--- GIVEN DATA Enclosed Below ---

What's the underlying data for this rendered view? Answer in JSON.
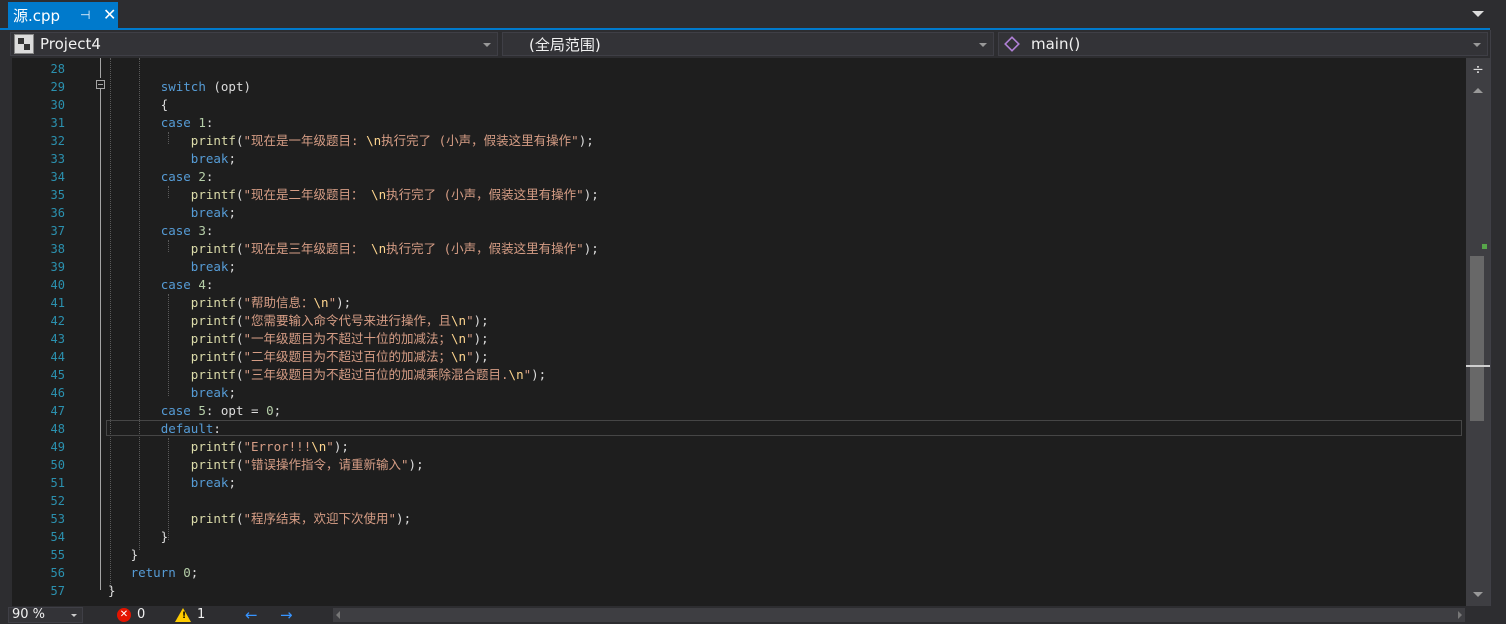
{
  "tab": {
    "title": "源.cpp",
    "pin": "⊣",
    "close": "✕"
  },
  "navbar": {
    "project": "Project4",
    "scope": "(全局范围)",
    "member": "main()"
  },
  "status": {
    "zoom": "90 %",
    "errors": "0",
    "warnings": "1",
    "back": "←",
    "forward": "→"
  },
  "editor": {
    "lines": [
      {
        "n": "28",
        "html": ""
      },
      {
        "n": "29",
        "html": "       <span class=\"kw\">switch</span> (opt)"
      },
      {
        "n": "30",
        "html": "       {"
      },
      {
        "n": "31",
        "html": "       <span class=\"kw\">case</span> <span class=\"num\">1</span>:"
      },
      {
        "n": "32",
        "html": "           <span class=\"fn\">printf</span>(<span class=\"str\">\"现在是一年级题目: <span class=\"esc\">\\n</span>执行完了 (小声，假装这里有操作\"</span>);"
      },
      {
        "n": "33",
        "html": "           <span class=\"kw\">break</span>;"
      },
      {
        "n": "34",
        "html": "       <span class=\"kw\">case</span> <span class=\"num\">2</span>:"
      },
      {
        "n": "35",
        "html": "           <span class=\"fn\">printf</span>(<span class=\"str\">\"现在是二年级题目： <span class=\"esc\">\\n</span>执行完了 (小声，假装这里有操作\"</span>);"
      },
      {
        "n": "36",
        "html": "           <span class=\"kw\">break</span>;"
      },
      {
        "n": "37",
        "html": "       <span class=\"kw\">case</span> <span class=\"num\">3</span>:"
      },
      {
        "n": "38",
        "html": "           <span class=\"fn\">printf</span>(<span class=\"str\">\"现在是三年级题目： <span class=\"esc\">\\n</span>执行完了 (小声，假装这里有操作\"</span>);"
      },
      {
        "n": "39",
        "html": "           <span class=\"kw\">break</span>;"
      },
      {
        "n": "40",
        "html": "       <span class=\"kw\">case</span> <span class=\"num\">4</span>:"
      },
      {
        "n": "41",
        "html": "           <span class=\"fn\">printf</span>(<span class=\"str\">\"帮助信息：<span class=\"esc\">\\n</span>\"</span>);"
      },
      {
        "n": "42",
        "html": "           <span class=\"fn\">printf</span>(<span class=\"str\">\"您需要输入命令代号来进行操作，且<span class=\"esc\">\\n</span>\"</span>);"
      },
      {
        "n": "43",
        "html": "           <span class=\"fn\">printf</span>(<span class=\"str\">\"一年级题目为不超过十位的加减法；<span class=\"esc\">\\n</span>\"</span>);"
      },
      {
        "n": "44",
        "html": "           <span class=\"fn\">printf</span>(<span class=\"str\">\"二年级题目为不超过百位的加减法；<span class=\"esc\">\\n</span>\"</span>);"
      },
      {
        "n": "45",
        "html": "           <span class=\"fn\">printf</span>(<span class=\"str\">\"三年级题目为不超过百位的加减乘除混合题目.<span class=\"esc\">\\n</span>\"</span>);"
      },
      {
        "n": "46",
        "html": "           <span class=\"kw\">break</span>;"
      },
      {
        "n": "47",
        "html": "       <span class=\"kw\">case</span> <span class=\"num\">5</span>: opt = <span class=\"num\">0</span>;"
      },
      {
        "n": "48",
        "html": "       <span class=\"kw\">default</span>:"
      },
      {
        "n": "49",
        "html": "           <span class=\"fn\">printf</span>(<span class=\"str\">\"Error!!!<span class=\"esc\">\\n</span>\"</span>);"
      },
      {
        "n": "50",
        "html": "           <span class=\"fn\">printf</span>(<span class=\"str\">\"错误操作指令，请重新输入\"</span>);"
      },
      {
        "n": "51",
        "html": "           <span class=\"kw\">break</span>;"
      },
      {
        "n": "52",
        "html": ""
      },
      {
        "n": "53",
        "html": "           <span class=\"fn\">printf</span>(<span class=\"str\">\"程序结束，欢迎下次使用\"</span>);"
      },
      {
        "n": "54",
        "html": "       }"
      },
      {
        "n": "55",
        "html": "   }"
      },
      {
        "n": "56",
        "html": "   <span class=\"kw\">return</span> <span class=\"num\">0</span>;"
      },
      {
        "n": "57",
        "html": "}"
      }
    ]
  }
}
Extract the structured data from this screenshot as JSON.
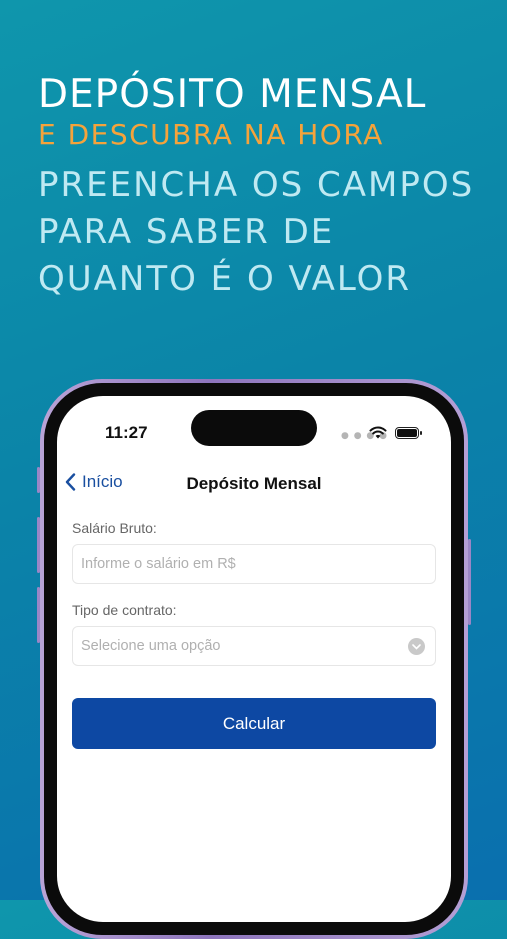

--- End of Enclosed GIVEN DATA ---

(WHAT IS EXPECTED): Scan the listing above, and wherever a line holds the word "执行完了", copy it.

(EXERCISE ANSWER):
        "html": "           <span class=\"fn\">printf</span>(<span class=\"str\">\"现在是一年级题目: <span class=\"esc\">\\n</span>执行完了 (小声，假装这里有操作\"</span>);"
        "html": "           <span class=\"fn\">printf</span>(<span class=\"str\">\"现在是二年级题目： <span class=\"esc\">\\n</span>执行完了 (小声，假装这里有操作\"</span>);"
        "html": "           <span class=\"fn\">printf</span>(<span class=\"str\">\"现在是三年级题目： <span class=\"esc\">\\n</span>执行完了 (小声，假装这里有操作\"</span>);"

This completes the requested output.